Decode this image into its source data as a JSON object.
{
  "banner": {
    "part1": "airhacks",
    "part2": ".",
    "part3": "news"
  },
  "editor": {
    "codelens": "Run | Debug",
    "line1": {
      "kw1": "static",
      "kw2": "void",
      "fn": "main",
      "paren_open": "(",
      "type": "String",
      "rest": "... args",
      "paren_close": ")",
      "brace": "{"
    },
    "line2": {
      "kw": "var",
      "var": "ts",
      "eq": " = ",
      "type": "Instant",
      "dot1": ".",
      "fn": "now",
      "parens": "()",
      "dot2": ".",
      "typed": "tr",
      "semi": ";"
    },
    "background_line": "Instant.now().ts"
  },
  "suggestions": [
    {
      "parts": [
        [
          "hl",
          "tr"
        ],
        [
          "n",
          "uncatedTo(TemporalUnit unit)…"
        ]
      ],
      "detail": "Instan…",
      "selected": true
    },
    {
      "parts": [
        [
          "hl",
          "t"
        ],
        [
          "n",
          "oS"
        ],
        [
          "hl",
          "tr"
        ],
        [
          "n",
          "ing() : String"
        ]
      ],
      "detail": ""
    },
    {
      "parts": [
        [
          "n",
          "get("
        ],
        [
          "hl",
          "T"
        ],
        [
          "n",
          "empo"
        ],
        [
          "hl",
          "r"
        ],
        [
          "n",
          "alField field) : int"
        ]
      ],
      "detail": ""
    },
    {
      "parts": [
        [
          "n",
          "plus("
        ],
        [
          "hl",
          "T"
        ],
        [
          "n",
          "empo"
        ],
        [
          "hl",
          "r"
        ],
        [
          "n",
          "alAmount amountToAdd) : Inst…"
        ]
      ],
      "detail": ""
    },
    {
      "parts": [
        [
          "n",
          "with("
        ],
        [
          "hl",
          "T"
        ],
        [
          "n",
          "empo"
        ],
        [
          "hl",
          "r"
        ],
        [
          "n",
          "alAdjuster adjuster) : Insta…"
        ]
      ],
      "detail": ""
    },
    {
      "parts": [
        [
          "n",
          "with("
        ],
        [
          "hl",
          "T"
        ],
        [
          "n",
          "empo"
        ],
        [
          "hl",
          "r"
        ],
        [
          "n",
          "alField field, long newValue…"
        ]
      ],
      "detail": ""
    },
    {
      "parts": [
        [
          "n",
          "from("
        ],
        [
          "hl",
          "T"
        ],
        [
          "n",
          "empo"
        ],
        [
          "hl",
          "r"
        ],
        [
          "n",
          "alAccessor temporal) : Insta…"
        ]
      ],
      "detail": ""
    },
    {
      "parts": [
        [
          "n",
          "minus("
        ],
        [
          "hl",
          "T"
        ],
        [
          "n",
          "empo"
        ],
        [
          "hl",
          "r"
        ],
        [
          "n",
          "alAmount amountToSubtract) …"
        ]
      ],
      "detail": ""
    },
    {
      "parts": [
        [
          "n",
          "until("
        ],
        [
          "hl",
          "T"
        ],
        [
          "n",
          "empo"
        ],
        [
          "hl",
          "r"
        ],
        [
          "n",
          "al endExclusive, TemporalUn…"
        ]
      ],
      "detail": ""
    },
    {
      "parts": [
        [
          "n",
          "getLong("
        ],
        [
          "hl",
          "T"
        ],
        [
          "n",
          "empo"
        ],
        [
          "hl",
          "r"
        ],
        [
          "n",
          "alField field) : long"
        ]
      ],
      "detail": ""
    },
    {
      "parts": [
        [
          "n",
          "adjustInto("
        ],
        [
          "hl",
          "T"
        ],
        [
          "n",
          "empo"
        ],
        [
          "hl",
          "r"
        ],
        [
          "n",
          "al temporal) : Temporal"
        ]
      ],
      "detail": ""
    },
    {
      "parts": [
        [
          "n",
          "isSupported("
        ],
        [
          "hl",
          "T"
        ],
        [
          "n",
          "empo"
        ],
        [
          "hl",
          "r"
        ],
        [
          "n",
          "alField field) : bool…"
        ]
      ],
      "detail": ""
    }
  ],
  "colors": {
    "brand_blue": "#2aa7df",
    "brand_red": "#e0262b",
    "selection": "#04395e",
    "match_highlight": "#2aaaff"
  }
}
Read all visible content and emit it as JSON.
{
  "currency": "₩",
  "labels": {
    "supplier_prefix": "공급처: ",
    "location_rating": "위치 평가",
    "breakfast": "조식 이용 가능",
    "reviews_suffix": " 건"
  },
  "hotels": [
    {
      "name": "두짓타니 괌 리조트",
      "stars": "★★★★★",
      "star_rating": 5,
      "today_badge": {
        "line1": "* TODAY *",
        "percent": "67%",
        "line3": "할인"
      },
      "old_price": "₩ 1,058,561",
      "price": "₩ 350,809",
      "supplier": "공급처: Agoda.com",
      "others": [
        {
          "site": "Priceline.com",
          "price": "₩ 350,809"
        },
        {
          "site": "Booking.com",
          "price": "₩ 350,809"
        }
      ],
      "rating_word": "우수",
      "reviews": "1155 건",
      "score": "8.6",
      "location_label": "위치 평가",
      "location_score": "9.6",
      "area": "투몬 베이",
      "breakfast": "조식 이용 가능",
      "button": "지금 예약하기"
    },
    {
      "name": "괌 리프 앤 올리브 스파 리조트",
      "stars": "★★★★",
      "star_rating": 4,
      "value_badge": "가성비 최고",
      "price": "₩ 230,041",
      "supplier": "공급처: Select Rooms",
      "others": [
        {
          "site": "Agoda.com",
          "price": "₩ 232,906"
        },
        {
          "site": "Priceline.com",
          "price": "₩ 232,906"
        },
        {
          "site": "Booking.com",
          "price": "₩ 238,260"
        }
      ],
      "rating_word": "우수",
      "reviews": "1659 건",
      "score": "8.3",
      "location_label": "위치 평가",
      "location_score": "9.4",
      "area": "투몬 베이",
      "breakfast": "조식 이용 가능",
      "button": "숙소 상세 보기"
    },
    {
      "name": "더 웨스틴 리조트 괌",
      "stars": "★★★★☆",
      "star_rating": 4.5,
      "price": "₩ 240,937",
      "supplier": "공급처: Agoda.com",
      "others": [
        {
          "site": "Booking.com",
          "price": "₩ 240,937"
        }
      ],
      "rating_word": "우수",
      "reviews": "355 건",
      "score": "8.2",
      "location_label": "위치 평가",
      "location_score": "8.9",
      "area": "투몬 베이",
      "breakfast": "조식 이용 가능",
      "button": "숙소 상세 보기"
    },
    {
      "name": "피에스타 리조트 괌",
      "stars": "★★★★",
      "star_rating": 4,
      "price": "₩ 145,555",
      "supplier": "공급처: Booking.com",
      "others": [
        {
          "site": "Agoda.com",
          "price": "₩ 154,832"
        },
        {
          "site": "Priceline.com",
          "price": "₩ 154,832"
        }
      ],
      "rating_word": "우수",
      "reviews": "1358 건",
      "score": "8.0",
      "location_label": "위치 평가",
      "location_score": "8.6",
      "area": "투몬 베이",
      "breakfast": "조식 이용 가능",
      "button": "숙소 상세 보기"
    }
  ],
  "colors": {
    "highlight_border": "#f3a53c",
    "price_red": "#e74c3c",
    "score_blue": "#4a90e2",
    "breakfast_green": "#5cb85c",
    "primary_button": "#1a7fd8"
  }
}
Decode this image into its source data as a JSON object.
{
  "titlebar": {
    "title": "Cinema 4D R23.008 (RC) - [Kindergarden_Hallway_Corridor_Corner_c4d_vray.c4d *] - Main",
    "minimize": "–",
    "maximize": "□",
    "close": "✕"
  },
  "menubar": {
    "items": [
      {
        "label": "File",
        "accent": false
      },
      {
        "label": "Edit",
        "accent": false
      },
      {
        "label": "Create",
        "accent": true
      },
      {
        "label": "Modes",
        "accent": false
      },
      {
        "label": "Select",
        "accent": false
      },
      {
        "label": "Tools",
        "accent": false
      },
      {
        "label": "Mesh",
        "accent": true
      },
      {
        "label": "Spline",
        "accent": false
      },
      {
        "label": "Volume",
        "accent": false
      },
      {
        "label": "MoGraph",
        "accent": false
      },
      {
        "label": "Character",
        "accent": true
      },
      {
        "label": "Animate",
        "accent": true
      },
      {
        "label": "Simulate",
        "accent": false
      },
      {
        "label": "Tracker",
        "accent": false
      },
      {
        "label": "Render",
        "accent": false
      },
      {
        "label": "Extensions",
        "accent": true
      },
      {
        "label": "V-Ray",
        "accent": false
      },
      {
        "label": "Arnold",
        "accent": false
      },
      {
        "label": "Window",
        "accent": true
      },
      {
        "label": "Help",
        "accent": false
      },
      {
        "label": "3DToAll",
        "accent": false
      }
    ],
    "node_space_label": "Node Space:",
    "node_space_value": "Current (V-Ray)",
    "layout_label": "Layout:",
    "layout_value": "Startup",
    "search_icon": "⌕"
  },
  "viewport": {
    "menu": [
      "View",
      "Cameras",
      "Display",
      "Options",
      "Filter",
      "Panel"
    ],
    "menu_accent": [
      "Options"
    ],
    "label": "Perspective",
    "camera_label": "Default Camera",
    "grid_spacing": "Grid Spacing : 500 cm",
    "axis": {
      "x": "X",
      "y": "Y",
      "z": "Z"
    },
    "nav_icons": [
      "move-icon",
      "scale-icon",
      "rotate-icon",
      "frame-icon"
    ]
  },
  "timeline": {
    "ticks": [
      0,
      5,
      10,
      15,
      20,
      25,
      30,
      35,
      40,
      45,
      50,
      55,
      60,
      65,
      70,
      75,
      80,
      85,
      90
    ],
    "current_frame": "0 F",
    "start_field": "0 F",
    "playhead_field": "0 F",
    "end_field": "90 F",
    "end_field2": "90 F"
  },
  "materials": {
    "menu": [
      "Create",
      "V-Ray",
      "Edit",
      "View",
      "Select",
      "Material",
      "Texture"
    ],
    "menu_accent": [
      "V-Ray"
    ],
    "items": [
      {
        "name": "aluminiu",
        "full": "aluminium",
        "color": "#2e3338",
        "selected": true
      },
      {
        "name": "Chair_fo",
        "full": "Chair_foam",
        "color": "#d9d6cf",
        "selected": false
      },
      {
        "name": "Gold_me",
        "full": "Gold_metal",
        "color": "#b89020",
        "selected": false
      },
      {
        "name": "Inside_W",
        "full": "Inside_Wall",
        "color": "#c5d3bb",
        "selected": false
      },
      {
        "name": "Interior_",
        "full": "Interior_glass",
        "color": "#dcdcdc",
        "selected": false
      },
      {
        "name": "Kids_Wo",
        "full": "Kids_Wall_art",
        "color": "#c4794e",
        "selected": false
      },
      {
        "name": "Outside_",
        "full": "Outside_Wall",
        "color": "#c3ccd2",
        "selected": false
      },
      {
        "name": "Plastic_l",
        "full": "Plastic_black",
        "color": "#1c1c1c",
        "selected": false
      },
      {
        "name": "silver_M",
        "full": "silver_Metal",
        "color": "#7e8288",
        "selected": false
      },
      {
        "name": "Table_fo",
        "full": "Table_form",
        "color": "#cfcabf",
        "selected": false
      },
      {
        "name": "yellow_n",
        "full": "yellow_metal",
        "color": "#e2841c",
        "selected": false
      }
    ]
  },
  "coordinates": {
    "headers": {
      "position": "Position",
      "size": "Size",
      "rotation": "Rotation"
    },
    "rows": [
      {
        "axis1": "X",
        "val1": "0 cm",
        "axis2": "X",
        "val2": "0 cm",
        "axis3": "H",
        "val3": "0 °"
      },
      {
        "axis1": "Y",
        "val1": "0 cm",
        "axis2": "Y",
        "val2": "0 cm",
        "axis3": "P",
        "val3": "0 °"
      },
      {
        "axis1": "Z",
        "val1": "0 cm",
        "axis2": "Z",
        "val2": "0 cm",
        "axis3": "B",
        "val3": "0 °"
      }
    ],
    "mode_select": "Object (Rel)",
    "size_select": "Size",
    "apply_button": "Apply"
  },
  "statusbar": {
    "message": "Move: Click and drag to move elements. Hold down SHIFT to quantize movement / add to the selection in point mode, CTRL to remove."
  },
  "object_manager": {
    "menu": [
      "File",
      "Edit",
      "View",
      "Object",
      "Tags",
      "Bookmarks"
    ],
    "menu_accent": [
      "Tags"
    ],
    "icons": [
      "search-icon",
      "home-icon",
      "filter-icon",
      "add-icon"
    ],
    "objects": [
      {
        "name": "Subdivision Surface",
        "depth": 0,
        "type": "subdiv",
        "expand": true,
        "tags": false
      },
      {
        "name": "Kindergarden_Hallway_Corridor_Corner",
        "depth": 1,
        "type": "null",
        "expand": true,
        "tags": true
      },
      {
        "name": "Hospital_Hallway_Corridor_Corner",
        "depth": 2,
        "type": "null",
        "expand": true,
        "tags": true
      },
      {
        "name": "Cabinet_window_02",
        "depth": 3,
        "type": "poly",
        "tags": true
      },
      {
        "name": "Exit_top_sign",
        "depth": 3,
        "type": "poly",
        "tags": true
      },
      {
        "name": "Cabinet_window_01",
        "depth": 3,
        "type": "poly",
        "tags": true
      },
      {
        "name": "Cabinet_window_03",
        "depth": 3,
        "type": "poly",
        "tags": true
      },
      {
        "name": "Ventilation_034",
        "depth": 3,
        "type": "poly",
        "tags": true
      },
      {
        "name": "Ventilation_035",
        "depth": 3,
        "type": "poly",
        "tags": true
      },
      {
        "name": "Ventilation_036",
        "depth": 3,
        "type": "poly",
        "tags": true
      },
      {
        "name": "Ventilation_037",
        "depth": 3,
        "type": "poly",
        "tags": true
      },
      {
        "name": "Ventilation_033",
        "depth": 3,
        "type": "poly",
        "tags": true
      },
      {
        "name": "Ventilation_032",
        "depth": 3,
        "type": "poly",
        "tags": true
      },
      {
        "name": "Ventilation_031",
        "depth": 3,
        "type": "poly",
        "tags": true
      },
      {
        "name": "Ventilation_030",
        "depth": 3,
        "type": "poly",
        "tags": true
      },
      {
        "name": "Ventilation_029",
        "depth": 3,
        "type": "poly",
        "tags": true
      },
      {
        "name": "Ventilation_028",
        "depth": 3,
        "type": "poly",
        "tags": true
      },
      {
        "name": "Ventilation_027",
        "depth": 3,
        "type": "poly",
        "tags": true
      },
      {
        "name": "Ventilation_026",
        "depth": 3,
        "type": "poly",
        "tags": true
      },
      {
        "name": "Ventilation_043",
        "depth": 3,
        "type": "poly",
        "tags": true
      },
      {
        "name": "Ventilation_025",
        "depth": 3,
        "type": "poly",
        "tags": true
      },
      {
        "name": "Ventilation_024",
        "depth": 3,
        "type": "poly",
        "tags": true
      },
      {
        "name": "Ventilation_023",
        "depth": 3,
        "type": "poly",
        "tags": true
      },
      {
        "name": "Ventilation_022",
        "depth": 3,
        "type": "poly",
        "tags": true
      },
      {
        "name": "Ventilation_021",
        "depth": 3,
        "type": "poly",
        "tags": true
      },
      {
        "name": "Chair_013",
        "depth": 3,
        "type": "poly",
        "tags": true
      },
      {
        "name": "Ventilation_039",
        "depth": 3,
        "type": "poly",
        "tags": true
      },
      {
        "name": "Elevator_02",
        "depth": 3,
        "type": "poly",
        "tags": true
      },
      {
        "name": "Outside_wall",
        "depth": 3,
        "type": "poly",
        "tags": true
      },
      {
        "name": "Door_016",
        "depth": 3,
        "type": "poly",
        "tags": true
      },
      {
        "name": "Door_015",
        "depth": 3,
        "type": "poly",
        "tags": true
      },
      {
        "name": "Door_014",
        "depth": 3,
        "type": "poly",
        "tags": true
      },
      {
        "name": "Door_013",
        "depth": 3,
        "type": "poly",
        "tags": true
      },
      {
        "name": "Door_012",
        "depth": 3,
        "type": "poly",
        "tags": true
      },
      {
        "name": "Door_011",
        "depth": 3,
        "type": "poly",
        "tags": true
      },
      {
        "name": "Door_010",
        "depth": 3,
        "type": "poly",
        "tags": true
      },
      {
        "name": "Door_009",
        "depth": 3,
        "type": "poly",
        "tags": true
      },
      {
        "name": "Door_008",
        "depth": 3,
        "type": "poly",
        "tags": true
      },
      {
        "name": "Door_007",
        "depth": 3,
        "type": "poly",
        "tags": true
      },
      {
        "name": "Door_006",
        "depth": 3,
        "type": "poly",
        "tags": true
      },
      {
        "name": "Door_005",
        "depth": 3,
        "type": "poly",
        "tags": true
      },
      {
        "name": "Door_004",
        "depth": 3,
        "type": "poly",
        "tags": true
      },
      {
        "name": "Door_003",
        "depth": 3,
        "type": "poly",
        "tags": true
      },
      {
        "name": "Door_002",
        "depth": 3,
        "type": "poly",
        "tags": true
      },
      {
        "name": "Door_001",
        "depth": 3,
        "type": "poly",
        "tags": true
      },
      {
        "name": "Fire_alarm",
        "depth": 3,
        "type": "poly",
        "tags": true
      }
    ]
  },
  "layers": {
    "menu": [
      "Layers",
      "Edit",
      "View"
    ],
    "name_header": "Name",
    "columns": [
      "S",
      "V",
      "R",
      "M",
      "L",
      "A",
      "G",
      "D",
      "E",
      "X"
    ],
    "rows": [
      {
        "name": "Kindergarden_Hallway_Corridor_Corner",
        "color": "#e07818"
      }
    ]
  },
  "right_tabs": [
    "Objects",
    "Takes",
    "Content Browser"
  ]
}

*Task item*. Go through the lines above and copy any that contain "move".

*Exercise solution*.
      "move-icon",
    "message": "Move: Click and drag to move elements. Hold down SHIFT to quantize movement / add to the selection in point mode, CTRL to remove."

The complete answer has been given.